Are holding the bottom. I don't think upside down would work. I was more concerned about spreading the lengths of the load of a 16ft hull than the factory 32 in Honda factory roof rack points would offer. The design of the slipstream puts those cradles out much further. Plus the slider and roller allows me to load alone without damaging a tall vehicle or killing my back either. I have not had any hull distortions with this rack system that I can see

_________________
2010 Hibiscus Adventure Island


Top
 Profile  
 
PostPosted: Thu Jul 29, 2010 6:15 am 
Offline
Site Rank - Captain

Joined: Thu Sep 24, 2009 9:43 am
Posts: 40
I have a Thule roof rack on my Jetta. The Thule installation manual requires my cross bars to be 30" apart front to back. Is that enough for an Adventure Island then? A lot of you guys in this posting seem to be a little nervous with that spread. I carry the AI upside down and it SEEMS to be OK with everything tied down front to back. Am I asking for trouble here?


Top
 Profile  
 
PostPosted: Thu Jul 29, 2010 7:22 am 
Offline
Site Rank - Old Salt

Joined: Thu Feb 11, 2010 12:07 pm
Posts: 1047
Location: Ontario, Canada
My Civic has the crossbars 30 inches apart, but I don't think I'd carry the boat upside down on just the cross bars. When you hit bumps, or even crosswinds, the force on that boat is going to be pretty high. I've posted above in this thread about using the Yakima Mako saddles. It does mean that I have to mount the boat on its hull instead of upside down, but these saddles act as a suspension system to hold the kayak. You can limit the amount of up and down movement of your AI by using a snug (but not tight) bow and stern line. These saddles allow the boat to be cushioned over bumps. It takes a minute or two to get used to seeing the boat move a tiny bit as you travel (in up and down motions) but it can't come loose, and when you see how the system works, you're happy to see that movement.

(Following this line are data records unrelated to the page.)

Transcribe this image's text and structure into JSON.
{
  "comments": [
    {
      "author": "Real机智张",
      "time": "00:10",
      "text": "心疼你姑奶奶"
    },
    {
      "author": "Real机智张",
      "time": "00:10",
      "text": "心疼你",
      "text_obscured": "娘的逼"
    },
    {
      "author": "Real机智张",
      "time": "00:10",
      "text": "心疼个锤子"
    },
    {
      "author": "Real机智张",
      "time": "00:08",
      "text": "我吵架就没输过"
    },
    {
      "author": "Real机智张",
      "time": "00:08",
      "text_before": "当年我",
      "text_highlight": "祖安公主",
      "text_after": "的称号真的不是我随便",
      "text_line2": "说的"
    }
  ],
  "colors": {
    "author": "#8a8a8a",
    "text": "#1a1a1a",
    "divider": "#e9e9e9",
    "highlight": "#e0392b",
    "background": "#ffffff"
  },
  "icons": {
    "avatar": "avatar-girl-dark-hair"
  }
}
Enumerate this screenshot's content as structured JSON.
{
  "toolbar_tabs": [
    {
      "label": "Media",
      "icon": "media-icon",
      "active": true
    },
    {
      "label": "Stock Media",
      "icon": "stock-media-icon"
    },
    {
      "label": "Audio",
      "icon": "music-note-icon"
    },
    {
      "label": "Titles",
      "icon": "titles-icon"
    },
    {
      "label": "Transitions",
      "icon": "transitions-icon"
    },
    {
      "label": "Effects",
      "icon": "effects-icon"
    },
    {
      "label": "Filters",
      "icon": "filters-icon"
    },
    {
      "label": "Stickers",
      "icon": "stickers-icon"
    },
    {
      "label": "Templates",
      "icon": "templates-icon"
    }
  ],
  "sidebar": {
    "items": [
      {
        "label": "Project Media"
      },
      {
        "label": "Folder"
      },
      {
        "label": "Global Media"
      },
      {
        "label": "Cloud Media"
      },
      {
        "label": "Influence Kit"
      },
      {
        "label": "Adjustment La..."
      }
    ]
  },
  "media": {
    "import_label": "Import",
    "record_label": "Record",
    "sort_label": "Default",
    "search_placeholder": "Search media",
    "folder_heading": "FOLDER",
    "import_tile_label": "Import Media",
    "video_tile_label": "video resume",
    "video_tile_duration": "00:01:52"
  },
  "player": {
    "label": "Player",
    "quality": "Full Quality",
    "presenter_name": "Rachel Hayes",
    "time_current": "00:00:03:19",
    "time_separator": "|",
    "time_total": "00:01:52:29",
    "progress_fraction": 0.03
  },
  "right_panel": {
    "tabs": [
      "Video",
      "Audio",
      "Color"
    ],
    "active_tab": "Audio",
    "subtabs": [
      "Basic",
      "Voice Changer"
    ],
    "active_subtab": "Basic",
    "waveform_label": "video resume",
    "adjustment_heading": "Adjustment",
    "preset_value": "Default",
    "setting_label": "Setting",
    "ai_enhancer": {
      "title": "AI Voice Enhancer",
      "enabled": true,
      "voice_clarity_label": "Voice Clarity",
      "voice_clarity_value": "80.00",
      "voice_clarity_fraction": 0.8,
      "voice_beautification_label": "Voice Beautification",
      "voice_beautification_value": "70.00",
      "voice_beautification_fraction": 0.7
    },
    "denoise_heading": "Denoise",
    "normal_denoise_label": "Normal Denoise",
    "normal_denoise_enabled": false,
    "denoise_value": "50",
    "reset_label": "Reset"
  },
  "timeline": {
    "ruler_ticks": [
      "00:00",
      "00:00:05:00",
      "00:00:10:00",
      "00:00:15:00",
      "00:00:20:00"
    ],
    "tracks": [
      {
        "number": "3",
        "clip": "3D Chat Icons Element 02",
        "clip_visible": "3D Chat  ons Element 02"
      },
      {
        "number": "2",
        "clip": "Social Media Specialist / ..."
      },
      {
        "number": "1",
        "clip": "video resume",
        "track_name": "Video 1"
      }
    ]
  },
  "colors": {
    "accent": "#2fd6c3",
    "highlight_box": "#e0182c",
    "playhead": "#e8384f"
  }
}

I'm not sure there's a perfect solution to putting an AI on bars separated by 30 inches, but it's more a matter of doing the best you can with what you have. Personally, I'd be nervous about putting my boat on the roof with no "suspension" type system under the boat. I haven't had any hint of problem in my travels with this system. I do think that the boats are a little bit tougher then some people on these forums let on, but we've all heard horror stories where boats are very innocently damaged even with seemingly good care. I don't worry, as I've seen no need to worry, but others feel differently.

_________________
Image


Top
 Profile  
 
PostPosted: Thu Jul 29, 2010 9:23 am 
Offline
Site Rank - Captain

Joined: Thu Sep 24, 2009 9:43 am
Posts: 40
What is the danger again of the upside down Adventure Island on cross bars only? It seems to me that the 'gunnels' of the boat are very rigid and strong.....and if lashed down well to the bars that there would not be much shock to the system even if you hit a bump, as the AI would stay tied firmly to the crossbars, no?


Top
 Profile  
 
Display posts from previous:  Sort by  
Post new topic Reply to topic  [ 23 posts ]  Go to page 1, 2  Next

All times are UTC - 8 hours [ DST ]


Who is online

Users browsing this forum: Google [Bot] and 1 guest


You cannot post new topics in this forum
You cannot reply to topics in this forum
You cannot edit your posts in this forum
You cannot delete your posts in this forum

Search for:
Jump to:  
Powered by phpBB® Forum Software © phpBB Group